● The problem: Every single entry that follows must be copied exactly.

● App and web page records:
.....

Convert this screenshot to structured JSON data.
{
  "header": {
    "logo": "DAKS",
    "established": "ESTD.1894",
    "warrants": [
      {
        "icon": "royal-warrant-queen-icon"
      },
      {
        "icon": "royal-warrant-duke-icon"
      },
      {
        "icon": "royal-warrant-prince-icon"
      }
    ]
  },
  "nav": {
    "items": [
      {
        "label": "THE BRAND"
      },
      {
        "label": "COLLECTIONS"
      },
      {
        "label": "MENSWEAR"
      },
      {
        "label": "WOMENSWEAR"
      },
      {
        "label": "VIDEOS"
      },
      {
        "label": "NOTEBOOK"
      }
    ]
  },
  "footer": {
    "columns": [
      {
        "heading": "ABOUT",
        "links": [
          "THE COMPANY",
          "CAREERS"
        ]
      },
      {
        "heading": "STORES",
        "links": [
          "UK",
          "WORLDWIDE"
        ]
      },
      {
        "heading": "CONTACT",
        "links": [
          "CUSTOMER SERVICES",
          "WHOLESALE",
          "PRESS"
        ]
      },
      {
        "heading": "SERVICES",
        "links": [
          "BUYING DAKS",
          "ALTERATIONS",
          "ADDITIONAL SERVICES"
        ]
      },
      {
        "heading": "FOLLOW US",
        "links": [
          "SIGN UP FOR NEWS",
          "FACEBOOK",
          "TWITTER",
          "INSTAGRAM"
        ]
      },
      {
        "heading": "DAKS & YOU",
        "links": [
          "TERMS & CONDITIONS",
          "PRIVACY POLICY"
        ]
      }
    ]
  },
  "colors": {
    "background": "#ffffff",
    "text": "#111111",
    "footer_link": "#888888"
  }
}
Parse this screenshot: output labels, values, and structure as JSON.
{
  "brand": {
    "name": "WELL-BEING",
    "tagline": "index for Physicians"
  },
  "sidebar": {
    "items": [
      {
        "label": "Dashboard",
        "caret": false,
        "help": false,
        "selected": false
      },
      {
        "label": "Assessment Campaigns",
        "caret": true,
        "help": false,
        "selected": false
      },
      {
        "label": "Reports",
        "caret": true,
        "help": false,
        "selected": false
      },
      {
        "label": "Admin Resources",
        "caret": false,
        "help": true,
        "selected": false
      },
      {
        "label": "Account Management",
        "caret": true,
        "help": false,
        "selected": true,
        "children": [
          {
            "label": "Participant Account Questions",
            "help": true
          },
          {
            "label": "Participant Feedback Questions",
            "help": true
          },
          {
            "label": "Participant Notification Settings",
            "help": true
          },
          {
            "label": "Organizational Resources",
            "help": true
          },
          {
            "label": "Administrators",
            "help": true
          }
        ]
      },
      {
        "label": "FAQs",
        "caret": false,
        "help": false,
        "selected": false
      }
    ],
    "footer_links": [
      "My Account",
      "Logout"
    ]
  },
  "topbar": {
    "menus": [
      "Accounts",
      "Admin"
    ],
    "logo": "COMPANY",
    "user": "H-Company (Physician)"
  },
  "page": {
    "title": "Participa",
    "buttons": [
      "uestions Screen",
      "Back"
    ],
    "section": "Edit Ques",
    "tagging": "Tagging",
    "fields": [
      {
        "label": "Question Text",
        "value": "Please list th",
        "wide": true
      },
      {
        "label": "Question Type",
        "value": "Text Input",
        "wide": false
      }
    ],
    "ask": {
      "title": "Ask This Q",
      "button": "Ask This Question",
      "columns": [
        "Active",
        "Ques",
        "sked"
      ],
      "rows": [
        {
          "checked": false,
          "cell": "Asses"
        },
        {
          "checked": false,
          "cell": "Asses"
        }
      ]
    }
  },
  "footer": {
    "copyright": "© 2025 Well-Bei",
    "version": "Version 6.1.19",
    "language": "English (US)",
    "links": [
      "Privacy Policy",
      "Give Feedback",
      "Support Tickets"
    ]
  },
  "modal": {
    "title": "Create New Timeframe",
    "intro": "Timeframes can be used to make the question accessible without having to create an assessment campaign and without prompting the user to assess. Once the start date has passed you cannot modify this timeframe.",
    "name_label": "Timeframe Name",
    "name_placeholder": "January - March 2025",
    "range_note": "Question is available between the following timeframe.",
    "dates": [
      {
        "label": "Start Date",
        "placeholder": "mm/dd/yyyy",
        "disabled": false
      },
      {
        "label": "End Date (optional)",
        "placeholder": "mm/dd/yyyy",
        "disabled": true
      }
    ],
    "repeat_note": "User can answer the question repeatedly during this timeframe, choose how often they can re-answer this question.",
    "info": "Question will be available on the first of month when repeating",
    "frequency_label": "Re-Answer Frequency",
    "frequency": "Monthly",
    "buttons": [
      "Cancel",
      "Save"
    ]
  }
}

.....

● Solution to the problem:
Convert this screenshot to structured JSON data.
{
  "header": {
    "logo": "DAKS",
    "established": "ESTD.1894",
    "warrants": [
      {
        "icon": "royal-warrant-queen-icon"
      },
      {
        "icon": "royal-warrant-duke-icon"
      },
      {
        "icon": "royal-warrant-prince-icon"
      }
    ]
  },
  "nav": {
    "items": [
      {
        "label": "THE BRAND"
      },
      {
        "label": "COLLECTIONS"
      },
      {
        "label": "MENSWEAR"
      },
      {
        "label": "WOMENSWEAR"
      },
      {
        "label": "VIDEOS"
      },
      {
        "label": "NOTEBOOK"
      }
    ]
  },
  "footer": {
    "columns": [
      {
        "heading": "ABOUT",
        "links": [
          "THE COMPANY",
          "CAREERS"
        ]
      },
      {
        "heading": "STORES",
        "links": [
          "UK",
          "WORLDWIDE"
        ]
      },
      {
        "heading": "CONTACT",
        "links": [
          "CUSTOMER SERVICES",
          "WHOLESALE",
          "PRESS"
        ]
      },
      {
        "heading": "SERVICES",
        "links": [
          "BUYING DAKS",
          "ALTERATIONS",
          "ADDITIONAL SERVICES"
        ]
      },
      {
        "heading": "FOLLOW US",
        "links": [
          "SIGN UP FOR NEWS",
          "FACEBOOK",
          "TWITTER",
          "INSTAGRAM"
        ]
      },
      {
        "heading": "DAKS & YOU",
        "links": [
          "TERMS & CONDITIONS",
          "PRIVACY POLICY"
        ]
      }
    ]
  },
  "colors": {
    "background": "#ffffff",
    "text": "#111111",
    "footer_link": "#888888"
  }
}
Parse this screenshot: output labels, values, and structure as JSON.
{
  "brand": {
    "name": "WELL-BEING",
    "tagline": "index for Physicians"
  },
  "sidebar": {
    "items": [
      {
        "label": "Dashboard",
        "caret": false,
        "help": false,
        "selected": false
      },
      {
        "label": "Assessment Campaigns",
        "caret": true,
        "help": false,
        "selected": false
      },
      {
        "label": "Reports",
        "caret": true,
        "help": false,
        "selected": false
      },
      {
        "label": "Admin Resources",
        "caret": false,
        "help": true,
        "selected": false
      },
      {
        "label": "Account Management",
        "caret": true,
        "help": false,
        "selected": true,
        "children": [
          {
            "label": "Participant Account Questions",
            "help": true
          },
          {
            "label": "Participant Feedback Questions",
            "help": true
          },
          {
            "label": "Participant Notification Settings",
            "help": true
          },
          {
            "label": "Organizational Resources",
            "help": true
          },
          {
            "label": "Administrators",
            "help": true
          }
        ]
      },
      {
        "label": "FAQs",
        "caret": false,
        "help": false,
        "selected": false
      }
    ],
    "footer_links": [
      "My Account",
      "Logout"
    ]
  },
  "topbar": {
    "menus": [
      "Accounts",
      "Admin"
    ],
    "logo": "COMPANY",
    "user": "H-Company (Physician)"
  },
  "page": {
    "title": "Participa",
    "buttons": [
      "uestions Screen",
      "Back"
    ],
    "section": "Edit Ques",
    "tagging": "Tagging",
    "fields": [
      {
        "label": "Question Text",
        "value": "Please list th",
        "wide": true
      },
      {
        "label": "Question Type",
        "value": "Text Input",
        "wide": false
      }
    ],
    "ask": {
      "title": "Ask This Q",
      "button": "Ask This Question",
      "columns": [
        "Active",
        "Ques",
        "sked"
      ],
      "rows": [
        {
          "checked": false,
          "cell": "Asses"
        },
        {
          "checked": false,
          "cell": "Asses"
        }
      ]
    }
  },
  "footer": {
    "copyright": "© 2025 Well-Bei",
    "version": "Version 6.1.19",
    "language": "English (US)",
    "links": [
      "Privacy Policy",
      "Give Feedback",
      "Support Tickets"
    ]
  },
  "modal": {
    "title": "Create New Timeframe",
    "intro": "Timeframes can be used to make the question accessible without having to create an assessment campaign and without prompting the user to assess. Once the start date has passed you cannot modify this timeframe.",
    "name_label": "Timeframe Name",
    "name_placeholder": "January - March 2025",
    "range_note": "Question is available between the following timeframe.",
    "dates": [
      {
        "label": "Start Date",
        "placeholder": "mm/dd/yyyy",
        "disabled": false
      },
      {
        "label": "End Date (optional)",
        "placeholder": "mm/dd/yyyy",
        "disabled": true
      }
    ],
    "repeat_note": "User can answer the question repeatedly during this timeframe, choose how often they can re-answer this question.",
    "info": "Question will be available on the first of month when repeating",
    "frequency_label": "Re-Answer Frequency",
    "frequency": "Monthly",
    "buttons": [
      "Cancel",
      "Save"
    ]
  }
}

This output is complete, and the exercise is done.